When our boys were little, a friend told me of her family’s tradition: they always designated one night of Chanukah for charity. Each child chose a cause and, instead of a gift, their parents made a contribution in their names.
It sounded like a good idea, so we tried it. Our oldest was in a Jewish preschool and decided he wanted to give money to “poor Jews who can’t afford a menorah.” Seriously. Can you imagine how hard it was to find them? Thank God we were in New York City!
Later, he moved to the United Negro College Fund (A mind is a terrible thing to waste.) His brother chose Paul Simon’s Children’s Health Fund (he had gone with me to the Graceland benefit) then Comic Relief. Both boys liked that one. As adults, I’ve watched them continue to donate to charities, emergency funds and political campaigns and been grateful for that good advice so long ago.

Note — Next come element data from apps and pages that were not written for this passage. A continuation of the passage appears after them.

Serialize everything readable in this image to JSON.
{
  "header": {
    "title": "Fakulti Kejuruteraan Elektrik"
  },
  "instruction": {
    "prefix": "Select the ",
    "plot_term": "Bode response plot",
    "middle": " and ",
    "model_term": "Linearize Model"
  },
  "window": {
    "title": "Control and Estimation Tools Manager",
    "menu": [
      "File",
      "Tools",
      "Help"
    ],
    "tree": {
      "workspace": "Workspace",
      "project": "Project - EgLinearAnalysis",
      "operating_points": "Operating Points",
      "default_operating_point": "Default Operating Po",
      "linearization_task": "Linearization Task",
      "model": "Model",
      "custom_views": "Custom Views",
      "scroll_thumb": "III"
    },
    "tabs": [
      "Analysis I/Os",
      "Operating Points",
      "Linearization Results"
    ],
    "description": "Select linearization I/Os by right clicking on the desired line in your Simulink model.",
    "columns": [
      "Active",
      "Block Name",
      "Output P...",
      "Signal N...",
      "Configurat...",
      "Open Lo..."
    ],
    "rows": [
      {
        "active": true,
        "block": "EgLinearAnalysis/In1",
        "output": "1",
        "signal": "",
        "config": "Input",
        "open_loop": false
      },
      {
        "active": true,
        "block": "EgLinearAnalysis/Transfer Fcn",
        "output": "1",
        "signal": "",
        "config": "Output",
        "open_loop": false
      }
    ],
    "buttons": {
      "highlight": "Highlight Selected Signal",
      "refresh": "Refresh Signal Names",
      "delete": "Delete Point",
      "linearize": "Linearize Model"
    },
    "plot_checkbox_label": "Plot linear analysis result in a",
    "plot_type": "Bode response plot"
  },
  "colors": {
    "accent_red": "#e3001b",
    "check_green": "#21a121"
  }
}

Why am I telling you this? Because a similar tradition called Giving Tuesday launches this year, supported by a myriad of both nonprofits and corporations. To counter the noise of “Black Friday” (the post-Thanksgiving spendfest) and Cyber Monday (the online equivalent) they’ve created a day for giving. This year it’s Tuesday, November 27th.
It’s not very complicated, which is what makes it so great. No prescriptions or pitches- they don’t care where or how you do it. They just want to build a tradition of taking that one day, amid the holiday shopping madness, to give back.

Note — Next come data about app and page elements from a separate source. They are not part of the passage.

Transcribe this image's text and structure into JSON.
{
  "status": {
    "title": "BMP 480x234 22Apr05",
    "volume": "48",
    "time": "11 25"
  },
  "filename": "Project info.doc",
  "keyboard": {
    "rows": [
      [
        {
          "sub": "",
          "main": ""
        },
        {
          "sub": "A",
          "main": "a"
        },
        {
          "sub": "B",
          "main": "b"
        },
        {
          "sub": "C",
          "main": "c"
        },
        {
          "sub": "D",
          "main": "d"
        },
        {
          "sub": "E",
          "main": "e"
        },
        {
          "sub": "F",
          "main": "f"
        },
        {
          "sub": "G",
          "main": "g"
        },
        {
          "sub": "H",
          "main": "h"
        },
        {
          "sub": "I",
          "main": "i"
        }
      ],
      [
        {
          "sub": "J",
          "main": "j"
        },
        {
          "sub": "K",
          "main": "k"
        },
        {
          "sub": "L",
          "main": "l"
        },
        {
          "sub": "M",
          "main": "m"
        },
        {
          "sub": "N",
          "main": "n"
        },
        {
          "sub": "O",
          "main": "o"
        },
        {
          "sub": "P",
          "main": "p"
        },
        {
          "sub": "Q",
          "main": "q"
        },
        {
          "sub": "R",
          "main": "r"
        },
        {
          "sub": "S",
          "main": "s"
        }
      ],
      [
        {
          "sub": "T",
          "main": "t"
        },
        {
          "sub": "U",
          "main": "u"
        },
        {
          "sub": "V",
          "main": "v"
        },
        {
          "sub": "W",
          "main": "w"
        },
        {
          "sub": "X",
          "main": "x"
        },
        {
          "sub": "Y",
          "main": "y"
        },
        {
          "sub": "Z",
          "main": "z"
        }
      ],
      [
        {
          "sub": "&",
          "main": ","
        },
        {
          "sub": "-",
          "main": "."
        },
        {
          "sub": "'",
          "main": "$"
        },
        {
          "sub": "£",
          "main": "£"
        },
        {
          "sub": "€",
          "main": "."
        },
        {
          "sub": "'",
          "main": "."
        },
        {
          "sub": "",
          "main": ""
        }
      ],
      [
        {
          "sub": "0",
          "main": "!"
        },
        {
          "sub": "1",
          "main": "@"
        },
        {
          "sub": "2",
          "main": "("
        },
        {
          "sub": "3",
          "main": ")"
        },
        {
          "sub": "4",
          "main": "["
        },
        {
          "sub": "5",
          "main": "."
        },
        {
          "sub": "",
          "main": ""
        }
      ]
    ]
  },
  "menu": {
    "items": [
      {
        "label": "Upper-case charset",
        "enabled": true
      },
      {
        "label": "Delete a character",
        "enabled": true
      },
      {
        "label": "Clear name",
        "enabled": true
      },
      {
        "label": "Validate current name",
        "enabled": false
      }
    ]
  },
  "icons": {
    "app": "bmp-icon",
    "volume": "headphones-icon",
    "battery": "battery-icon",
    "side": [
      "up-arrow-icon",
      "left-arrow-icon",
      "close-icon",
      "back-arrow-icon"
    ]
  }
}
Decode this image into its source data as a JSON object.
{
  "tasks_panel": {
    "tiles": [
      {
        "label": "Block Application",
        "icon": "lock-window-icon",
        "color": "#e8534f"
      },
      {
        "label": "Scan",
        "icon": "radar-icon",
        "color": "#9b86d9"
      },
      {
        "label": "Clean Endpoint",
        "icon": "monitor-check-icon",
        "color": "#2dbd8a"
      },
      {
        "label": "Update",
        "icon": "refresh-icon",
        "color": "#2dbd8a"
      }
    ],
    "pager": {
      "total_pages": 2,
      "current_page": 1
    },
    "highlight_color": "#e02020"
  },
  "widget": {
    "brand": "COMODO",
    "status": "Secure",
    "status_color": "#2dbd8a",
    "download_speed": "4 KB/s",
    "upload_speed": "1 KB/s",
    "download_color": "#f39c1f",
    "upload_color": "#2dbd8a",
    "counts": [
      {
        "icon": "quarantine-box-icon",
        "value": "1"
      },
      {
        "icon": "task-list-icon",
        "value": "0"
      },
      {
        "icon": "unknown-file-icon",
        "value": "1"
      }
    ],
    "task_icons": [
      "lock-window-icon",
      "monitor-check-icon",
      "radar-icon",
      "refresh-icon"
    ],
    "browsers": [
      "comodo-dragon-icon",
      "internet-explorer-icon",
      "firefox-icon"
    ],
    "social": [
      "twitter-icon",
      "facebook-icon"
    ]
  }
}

And that’s why I told you the story of my kids. This same idea worked so well with them that Giving Tuesday sounded perfect from the start. Why not give it a try- whether it’s donating, volunteering or some combination. It’s easy to remember the pleasure of that new iPhone5 but the joys of doing something for someone else are tougher to describe. And probably mean a lot more.
Cynthia Samuels is Managing Editor of Care2 Causes and has two sons, two daughters-in-law and one amazing grandson. Oh – and a husband, with whom she lives in Washington, DC.
Disclaimer: The views expressed above are solely those of the author and may
not reflect those of
Care2, Inc., its employees or advertisers.